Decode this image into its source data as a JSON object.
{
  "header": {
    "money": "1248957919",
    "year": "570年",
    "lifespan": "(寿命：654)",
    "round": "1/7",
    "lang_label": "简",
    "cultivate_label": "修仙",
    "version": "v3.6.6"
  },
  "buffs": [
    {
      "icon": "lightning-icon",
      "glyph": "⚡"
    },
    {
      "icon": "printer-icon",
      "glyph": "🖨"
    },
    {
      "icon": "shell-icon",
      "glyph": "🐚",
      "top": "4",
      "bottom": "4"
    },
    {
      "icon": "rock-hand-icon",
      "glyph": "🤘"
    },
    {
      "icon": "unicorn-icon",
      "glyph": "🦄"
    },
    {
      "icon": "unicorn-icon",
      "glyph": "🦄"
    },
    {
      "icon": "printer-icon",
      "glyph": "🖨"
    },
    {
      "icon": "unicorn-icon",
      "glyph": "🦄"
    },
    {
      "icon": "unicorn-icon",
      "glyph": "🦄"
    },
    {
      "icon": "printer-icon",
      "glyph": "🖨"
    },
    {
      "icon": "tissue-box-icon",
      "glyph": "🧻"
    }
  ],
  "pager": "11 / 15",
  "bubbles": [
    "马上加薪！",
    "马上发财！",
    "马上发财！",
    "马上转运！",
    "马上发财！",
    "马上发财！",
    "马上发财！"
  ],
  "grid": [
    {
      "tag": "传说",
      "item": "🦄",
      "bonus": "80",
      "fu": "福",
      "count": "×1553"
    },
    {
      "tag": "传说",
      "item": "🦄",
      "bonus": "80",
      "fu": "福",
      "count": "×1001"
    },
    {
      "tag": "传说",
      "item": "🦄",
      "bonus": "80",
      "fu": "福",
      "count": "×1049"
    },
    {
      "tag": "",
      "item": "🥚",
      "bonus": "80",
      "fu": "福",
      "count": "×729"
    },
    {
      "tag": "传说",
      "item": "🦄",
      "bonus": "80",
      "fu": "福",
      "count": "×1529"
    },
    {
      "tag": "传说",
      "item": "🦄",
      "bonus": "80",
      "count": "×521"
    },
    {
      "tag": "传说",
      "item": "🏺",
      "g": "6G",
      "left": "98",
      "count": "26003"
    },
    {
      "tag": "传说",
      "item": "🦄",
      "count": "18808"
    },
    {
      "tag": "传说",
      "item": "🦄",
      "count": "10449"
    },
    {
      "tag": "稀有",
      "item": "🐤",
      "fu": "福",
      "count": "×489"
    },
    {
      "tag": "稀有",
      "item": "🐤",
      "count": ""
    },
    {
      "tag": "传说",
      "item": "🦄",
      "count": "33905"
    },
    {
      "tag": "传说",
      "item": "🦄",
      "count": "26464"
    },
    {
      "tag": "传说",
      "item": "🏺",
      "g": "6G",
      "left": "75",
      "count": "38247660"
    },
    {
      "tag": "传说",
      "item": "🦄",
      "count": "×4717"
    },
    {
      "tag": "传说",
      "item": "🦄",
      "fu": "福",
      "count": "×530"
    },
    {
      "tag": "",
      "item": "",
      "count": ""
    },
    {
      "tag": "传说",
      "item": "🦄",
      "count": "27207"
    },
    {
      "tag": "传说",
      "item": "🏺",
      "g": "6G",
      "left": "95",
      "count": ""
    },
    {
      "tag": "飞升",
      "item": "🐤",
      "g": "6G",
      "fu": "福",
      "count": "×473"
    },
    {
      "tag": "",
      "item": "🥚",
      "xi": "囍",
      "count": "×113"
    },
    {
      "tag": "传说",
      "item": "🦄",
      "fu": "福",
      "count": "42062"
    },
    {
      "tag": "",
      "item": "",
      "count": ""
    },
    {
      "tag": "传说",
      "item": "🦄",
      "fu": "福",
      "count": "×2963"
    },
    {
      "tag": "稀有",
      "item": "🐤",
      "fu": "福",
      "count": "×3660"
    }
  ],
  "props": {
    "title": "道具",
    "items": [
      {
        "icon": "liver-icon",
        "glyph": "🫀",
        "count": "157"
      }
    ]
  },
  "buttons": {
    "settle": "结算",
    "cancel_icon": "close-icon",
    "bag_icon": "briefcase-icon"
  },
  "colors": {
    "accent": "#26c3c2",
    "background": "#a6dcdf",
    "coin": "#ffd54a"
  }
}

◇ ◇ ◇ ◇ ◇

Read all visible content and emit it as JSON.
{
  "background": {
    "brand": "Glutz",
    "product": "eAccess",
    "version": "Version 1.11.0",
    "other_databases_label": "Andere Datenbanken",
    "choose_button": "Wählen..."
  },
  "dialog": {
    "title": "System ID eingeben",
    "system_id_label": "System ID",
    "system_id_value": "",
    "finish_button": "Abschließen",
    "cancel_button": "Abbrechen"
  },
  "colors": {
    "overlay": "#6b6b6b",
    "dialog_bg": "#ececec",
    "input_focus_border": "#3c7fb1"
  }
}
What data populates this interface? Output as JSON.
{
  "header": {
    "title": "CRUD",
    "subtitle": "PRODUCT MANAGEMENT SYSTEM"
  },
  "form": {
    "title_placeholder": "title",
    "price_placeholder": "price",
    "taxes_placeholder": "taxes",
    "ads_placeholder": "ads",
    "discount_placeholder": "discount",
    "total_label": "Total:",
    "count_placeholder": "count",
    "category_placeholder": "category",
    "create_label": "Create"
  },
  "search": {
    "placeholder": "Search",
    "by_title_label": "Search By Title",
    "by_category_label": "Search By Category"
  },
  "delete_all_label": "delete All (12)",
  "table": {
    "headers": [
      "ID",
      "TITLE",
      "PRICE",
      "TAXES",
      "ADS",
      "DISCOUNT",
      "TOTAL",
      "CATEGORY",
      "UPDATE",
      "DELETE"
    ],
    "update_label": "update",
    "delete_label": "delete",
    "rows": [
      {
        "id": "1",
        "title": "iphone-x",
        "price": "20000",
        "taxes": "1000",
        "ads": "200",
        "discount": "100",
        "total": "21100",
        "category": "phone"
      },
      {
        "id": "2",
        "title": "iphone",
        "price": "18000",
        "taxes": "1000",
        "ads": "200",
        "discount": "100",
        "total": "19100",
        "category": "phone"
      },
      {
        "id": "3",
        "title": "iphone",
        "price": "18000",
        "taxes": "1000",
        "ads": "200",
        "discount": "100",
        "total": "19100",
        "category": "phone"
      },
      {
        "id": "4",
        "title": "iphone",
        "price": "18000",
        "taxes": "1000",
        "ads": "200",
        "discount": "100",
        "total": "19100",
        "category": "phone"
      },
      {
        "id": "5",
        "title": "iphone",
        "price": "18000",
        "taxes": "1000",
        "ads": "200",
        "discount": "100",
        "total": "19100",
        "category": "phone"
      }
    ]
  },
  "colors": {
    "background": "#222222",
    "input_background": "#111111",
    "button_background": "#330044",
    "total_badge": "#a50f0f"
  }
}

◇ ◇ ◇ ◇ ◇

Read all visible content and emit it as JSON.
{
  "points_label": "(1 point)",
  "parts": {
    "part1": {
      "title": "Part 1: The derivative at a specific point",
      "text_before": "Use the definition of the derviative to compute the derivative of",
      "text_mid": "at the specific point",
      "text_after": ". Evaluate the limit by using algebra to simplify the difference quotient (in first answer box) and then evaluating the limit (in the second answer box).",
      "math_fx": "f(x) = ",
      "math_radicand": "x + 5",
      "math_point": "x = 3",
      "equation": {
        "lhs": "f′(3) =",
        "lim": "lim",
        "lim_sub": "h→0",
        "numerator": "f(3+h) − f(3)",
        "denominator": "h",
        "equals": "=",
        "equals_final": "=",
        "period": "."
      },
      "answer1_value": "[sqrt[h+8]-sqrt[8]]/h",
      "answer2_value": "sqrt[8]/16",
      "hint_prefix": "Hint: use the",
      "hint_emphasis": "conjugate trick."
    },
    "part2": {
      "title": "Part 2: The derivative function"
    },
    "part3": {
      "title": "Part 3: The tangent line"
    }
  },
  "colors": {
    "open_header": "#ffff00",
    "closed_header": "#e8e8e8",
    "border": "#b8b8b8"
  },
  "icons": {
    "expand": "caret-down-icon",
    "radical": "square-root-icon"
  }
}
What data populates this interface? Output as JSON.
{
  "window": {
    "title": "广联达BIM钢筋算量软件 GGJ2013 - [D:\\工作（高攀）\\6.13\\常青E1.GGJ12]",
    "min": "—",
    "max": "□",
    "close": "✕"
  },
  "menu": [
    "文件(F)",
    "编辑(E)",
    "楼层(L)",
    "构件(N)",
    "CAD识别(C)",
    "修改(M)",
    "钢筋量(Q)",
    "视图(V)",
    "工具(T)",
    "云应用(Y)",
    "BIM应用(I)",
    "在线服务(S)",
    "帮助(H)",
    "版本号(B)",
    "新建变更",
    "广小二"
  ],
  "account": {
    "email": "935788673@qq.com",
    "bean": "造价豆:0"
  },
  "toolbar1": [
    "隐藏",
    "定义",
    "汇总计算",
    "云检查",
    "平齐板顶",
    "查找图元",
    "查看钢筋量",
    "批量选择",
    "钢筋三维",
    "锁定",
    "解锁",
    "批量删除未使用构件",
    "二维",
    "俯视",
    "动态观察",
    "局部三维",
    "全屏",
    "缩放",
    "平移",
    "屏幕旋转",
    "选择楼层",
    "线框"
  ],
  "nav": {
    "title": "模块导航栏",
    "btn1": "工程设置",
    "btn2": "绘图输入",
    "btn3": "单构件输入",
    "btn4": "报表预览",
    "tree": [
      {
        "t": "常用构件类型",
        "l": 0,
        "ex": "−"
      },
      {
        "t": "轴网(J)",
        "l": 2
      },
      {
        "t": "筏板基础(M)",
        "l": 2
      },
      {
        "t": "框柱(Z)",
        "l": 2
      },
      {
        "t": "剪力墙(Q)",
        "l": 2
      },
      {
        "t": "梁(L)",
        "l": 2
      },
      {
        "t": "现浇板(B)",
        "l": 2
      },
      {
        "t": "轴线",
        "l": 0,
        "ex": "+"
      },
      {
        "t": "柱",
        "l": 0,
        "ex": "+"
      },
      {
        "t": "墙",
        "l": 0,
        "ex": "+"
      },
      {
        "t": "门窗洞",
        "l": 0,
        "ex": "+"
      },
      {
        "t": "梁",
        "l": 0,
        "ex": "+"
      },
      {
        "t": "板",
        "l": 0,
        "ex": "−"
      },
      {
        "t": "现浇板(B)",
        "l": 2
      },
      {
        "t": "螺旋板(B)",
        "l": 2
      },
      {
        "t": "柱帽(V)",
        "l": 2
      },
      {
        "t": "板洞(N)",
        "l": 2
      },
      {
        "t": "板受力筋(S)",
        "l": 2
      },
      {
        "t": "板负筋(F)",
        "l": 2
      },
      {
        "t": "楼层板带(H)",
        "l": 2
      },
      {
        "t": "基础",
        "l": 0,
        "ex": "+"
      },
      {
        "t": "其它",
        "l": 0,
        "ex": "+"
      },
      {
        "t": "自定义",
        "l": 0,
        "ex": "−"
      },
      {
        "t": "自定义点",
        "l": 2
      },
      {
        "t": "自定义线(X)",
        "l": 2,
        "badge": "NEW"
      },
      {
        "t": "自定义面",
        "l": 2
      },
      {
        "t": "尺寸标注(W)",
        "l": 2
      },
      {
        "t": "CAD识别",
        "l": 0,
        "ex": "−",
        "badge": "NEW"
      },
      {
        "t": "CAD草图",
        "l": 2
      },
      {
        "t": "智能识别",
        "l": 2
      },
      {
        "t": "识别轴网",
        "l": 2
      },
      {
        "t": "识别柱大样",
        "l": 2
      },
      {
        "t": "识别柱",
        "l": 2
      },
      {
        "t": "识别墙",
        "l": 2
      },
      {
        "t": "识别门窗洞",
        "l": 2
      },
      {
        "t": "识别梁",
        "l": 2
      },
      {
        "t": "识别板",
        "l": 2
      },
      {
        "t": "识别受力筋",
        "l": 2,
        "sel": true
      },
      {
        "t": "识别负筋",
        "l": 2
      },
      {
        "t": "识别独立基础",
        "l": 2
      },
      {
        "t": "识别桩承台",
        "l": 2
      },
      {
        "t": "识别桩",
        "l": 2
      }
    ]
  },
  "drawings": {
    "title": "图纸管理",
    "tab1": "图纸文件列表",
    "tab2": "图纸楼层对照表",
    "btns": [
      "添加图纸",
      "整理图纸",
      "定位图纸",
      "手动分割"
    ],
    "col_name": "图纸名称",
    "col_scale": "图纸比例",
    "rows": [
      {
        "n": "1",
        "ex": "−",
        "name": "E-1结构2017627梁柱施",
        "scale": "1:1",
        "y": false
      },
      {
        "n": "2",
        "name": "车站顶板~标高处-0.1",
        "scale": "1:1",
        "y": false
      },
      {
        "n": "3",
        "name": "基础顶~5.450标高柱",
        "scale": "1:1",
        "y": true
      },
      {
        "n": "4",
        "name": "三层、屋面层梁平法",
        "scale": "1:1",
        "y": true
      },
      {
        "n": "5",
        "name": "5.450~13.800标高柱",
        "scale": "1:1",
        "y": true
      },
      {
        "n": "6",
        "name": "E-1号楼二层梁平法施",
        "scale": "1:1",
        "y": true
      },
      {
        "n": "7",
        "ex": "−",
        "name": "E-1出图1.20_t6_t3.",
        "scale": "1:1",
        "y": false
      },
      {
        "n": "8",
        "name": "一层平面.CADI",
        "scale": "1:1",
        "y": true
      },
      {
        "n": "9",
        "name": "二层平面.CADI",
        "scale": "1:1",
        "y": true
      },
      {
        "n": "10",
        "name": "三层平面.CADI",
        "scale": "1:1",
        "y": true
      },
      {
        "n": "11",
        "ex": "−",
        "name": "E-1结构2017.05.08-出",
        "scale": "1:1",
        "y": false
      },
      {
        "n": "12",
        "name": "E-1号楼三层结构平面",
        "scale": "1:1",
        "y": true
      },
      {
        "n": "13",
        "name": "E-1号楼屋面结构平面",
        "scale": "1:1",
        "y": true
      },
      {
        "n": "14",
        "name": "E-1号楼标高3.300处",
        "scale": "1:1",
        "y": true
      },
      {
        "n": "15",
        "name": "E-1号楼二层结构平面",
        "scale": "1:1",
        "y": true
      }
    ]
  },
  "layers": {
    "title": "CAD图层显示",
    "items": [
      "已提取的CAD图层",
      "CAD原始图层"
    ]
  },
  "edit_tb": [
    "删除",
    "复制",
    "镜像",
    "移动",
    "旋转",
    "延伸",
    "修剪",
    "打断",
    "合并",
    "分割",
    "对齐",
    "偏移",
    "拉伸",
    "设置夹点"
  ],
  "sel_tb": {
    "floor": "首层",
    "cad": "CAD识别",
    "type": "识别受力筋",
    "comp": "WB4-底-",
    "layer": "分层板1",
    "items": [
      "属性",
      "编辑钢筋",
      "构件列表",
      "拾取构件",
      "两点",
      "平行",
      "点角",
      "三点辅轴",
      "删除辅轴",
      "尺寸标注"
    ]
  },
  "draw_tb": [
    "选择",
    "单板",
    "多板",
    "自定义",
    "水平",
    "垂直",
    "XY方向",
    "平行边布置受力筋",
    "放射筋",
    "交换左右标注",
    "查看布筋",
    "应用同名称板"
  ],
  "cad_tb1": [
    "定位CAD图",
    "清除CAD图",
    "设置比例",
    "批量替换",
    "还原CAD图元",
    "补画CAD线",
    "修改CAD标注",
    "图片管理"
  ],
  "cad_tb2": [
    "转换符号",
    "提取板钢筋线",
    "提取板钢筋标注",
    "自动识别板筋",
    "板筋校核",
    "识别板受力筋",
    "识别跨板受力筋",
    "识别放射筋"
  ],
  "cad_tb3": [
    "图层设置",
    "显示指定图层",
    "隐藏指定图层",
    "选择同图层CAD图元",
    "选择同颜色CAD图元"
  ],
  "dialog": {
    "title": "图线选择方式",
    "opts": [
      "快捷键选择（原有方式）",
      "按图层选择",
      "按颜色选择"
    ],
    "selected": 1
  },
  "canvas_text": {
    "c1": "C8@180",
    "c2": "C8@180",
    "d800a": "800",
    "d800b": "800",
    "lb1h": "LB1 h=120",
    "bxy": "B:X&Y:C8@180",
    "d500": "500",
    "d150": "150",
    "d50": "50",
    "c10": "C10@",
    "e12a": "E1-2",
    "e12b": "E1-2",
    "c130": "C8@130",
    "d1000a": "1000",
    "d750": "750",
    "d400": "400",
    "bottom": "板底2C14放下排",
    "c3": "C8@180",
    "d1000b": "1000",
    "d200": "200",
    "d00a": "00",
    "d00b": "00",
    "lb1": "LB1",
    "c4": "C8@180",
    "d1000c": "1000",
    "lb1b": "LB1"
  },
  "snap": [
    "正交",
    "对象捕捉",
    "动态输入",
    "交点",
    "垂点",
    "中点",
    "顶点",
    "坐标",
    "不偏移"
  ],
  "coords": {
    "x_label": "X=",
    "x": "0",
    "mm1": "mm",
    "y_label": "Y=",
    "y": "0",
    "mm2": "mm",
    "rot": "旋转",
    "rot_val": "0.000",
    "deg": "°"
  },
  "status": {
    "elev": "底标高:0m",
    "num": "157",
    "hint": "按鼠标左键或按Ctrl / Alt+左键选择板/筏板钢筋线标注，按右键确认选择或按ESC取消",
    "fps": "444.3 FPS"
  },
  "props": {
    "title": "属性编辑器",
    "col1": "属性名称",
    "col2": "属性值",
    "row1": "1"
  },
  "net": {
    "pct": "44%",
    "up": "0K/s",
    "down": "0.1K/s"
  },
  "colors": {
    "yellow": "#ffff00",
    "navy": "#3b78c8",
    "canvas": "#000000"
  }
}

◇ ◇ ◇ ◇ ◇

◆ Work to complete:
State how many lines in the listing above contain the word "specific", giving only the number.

◆ Result of this exercise:
2